Mystery Ends on Senate Bill
Democrats to Go It Alone on Health Care Plan
Senate Democrats made clear Monday they would pursue a go-it-alone strategy to enact health care reform this year, as Majority Leader Harry Reid (D-Nev.) announced that the final bill would include a public insurance option proposal favored by liberals and universally opposed by Republicans.
Reid said Senate negotiators and the White House agreed on a national public insurance option with an opt-out provision for states that do not want to participate. The measure — along with various proposals for other key portions of the final Senate bill — are now in the hands of the Congressional Budget Office for a cost estimate.
Leading backers of the public insurance option immediately offered their support for the proposal. Sen. Jay Rockefeller (D-W.Va.), who repeatedly has pushed back against a watered-down health care plan that would satisfy centrists, hailed the opt-out proposal as “strong— and uncompromising.
But moderate Sen. Olympia Snowe (R-Maine), President Barack Obama’s best hope for GOP support on his health overhaul, was critical.
“I am deeply disappointed with the Majority Leader’s decision to include a public option as the focus of the legislation,— said Snowe, who favored allowing a public option only as a last resort if private insurers don’t provide affordable coverage to all. “I still believe that a fallback, safety net plan, to be triggered and available immediately in states where insurance companies fail to offer plans that meet the standards of affordability, could have been the road toward achieving a broader bipartisan consensus in the Senate.—
The Democratic Conference was scheduled to be briefed on Reid’s health care package Tuesday. The Caucus meeting will be critical, particularly since some moderate Democrats are queasy about voting for a national public insurance option they fear might smack too much of a government takeover of health care.
But most moderates have over the past few weeks resigned themselves to voting for some form of a public option. And Democratic sources said Monday that only two Democrats, Sens. Mary Landrieu (La.) and Ben Nelson (Neb.), would not yet commit to moving ahead with a bill that includes a public option with opt-out.
“Most moderates are probably OK with it — or at least they wouldn’t hold up a bill because of it,— said one Democratic Senate aide who works for a moderate. “But a handful of moderates are very nervous about voting for a bill at this stage that includes a national plan of any kind.—
The public insurance option has been the most controversial aspect of the health care debate this year, particularly among Democrats. Moderates have been skittish, while liberals have pressed for a bold, government component akin to Medicare.
But in announcing to reporters his decision to move forward with a public insurance option with a state opt-out, Reid appeared to suggest that Democrats were done courting Republicans and resigned to the reality that major reform could only pass the Senate if all 60 Senators in the Democratic Conference came to an agreement.
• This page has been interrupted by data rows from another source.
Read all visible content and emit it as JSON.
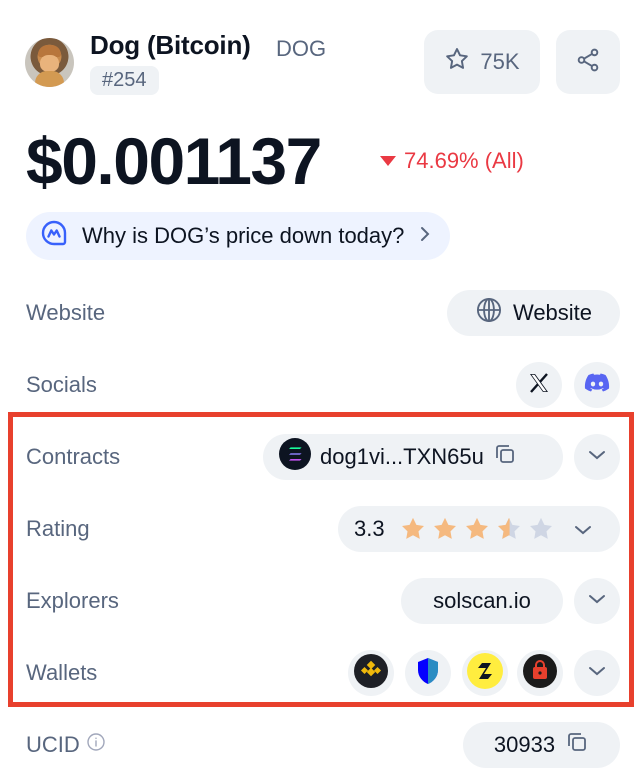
{
  "coin": {
    "name": "Dog (Bitcoin)",
    "symbol": "DOG",
    "rank": "#254",
    "watchlist_count": "75K",
    "price": "$0.001137",
    "change": "74.69% (All)",
    "why_prompt": "Why is DOG’s price down today?"
  },
  "rows": {
    "website": {
      "label": "Website",
      "button": "Website"
    },
    "socials": {
      "label": "Socials"
    },
    "contracts": {
      "label": "Contracts",
      "address": "dog1vi...TXN65u"
    },
    "rating": {
      "label": "Rating",
      "value": "3.3",
      "stars_filled": 3.3,
      "stars_total": 5
    },
    "explorers": {
      "label": "Explorers",
      "value": "solscan.io"
    },
    "wallets": {
      "label": "Wallets"
    },
    "ucid": {
      "label": "UCID",
      "value": "30933"
    }
  },
  "colors": {
    "accent_red": "#ea3943",
    "highlight_border": "#e8402d",
    "star_filled": "#f5b97f",
    "star_empty": "#cfd6e4",
    "discord": "#5865f2"
  },
  "icons": [
    "star-outline-icon",
    "share-icon",
    "ai-chat-icon",
    "chevron-right-icon",
    "globe-icon",
    "x-logo-icon",
    "discord-icon",
    "solana-icon",
    "copy-icon",
    "chevron-down-icon",
    "info-icon",
    "binance-wallet-icon",
    "trust-wallet-icon",
    "safepal-wallet-icon",
    "bitget-wallet-icon"
  ]
}
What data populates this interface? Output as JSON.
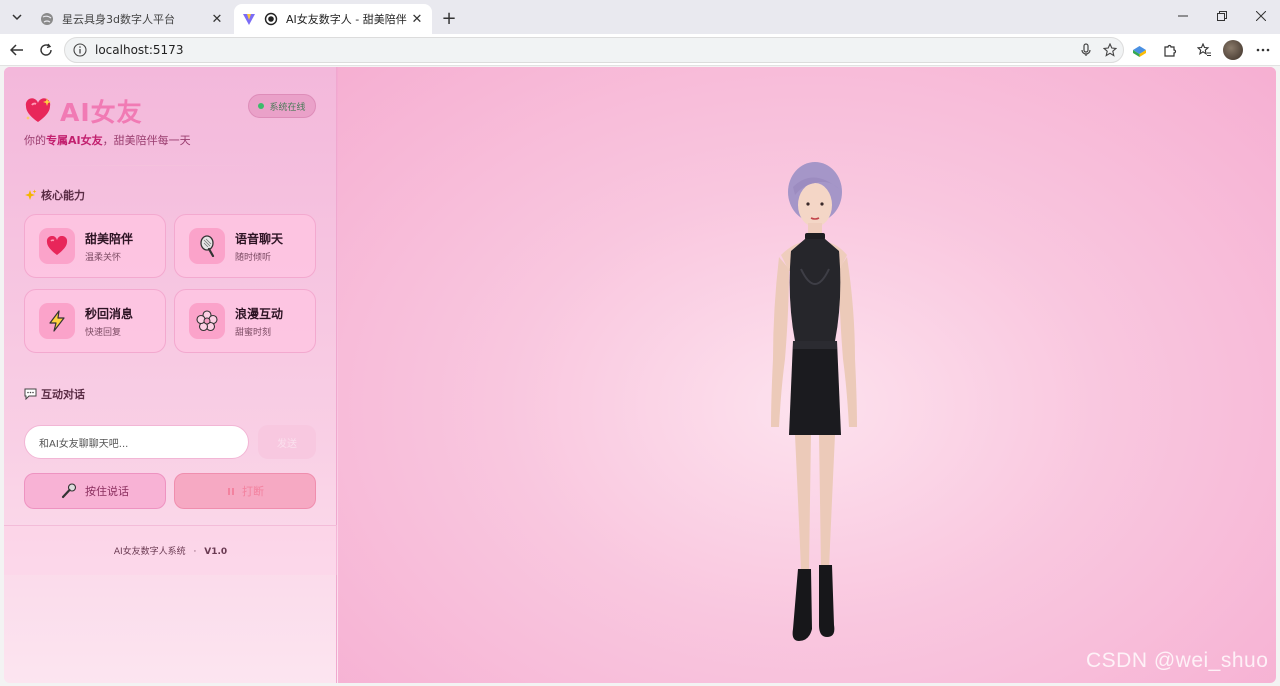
{
  "browser": {
    "tabs": [
      {
        "title": "星云具身3d数字人平台",
        "active": false
      },
      {
        "title": "AI女友数字人 - 甜美陪伴",
        "active": true
      }
    ],
    "url": "localhost:5173"
  },
  "sidebar": {
    "brand": "AI女友",
    "tagline_prefix": "你的",
    "tagline_bold": "专属AI女友",
    "tagline_suffix": "，甜美陪伴每一天",
    "status": "系统在线",
    "capabilities_title": "核心能力",
    "capabilities": [
      {
        "title": "甜美陪伴",
        "subtitle": "温柔关怀",
        "icon": "heart-icon"
      },
      {
        "title": "语音聊天",
        "subtitle": "随时倾听",
        "icon": "microphone-icon"
      },
      {
        "title": "秒回消息",
        "subtitle": "快速回复",
        "icon": "lightning-icon"
      },
      {
        "title": "浪漫互动",
        "subtitle": "甜蜜时刻",
        "icon": "flower-icon"
      }
    ],
    "chat_title": "互动对话",
    "input_placeholder": "和AI女友聊聊天吧...",
    "send_label": "发送",
    "voice_label": "按住说话",
    "stop_label": "打断",
    "footer_name": "AI女友数字人系统",
    "footer_sep": "·",
    "footer_version": "V1.0"
  },
  "watermark": "CSDN @wei_shuo",
  "colors": {
    "accent": "#f17ab4",
    "status": "#3cbb6b"
  }
}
Snowe was the lone Republican to back the Finance Committee’s version of a health reform bill earlier this month. That plan contained a proposal for a network of health insurance cooperatives rather than a public insurance option.
Had Reid tried to keep Snowe on board, he would likely have had to move a bill with the Maine Republican’s proposal for the trigger.
But that proposal may have cost him some Democrats.
Reid said there was agreement among the White House, Finance Chairman Max Baucus (D-Mont.) and Sen. Chris Dodd (D-Conn.), all of whom negotiated the final Senate plan, to go instead with the opt-out. The proposal is the brainchild of Democratic Sens. Charles Schumer (N.Y.) and Tom Carper (Del.), a key centrist. Carper originally proposed a public option with an opt-in clause; Schumer countered with the opt-out provision.
“I spent countless hours over the last few days in consultation with Senators who have shown a genuine desire to reform our health care system, and I believe there is strong consensus to move forward in this direction,— Reid said.
A senior Democratic Senate aide said they decided to go with the opt-out because Democrats generally favor it, and the few who do not like it “signaled— that it would not stop them from voting for health care reform legislation. Republicans accused Reid of playing to the party’s powerful liberal base and said it would incite a public backlash.
“His press conference [on Monday] is clearly an effort to keep the lifeblood of a deeply unpopular approach — even amongst Democrats — from drying up,— a senior Republican Senate aide said.
Emily Pierce contributed to this report.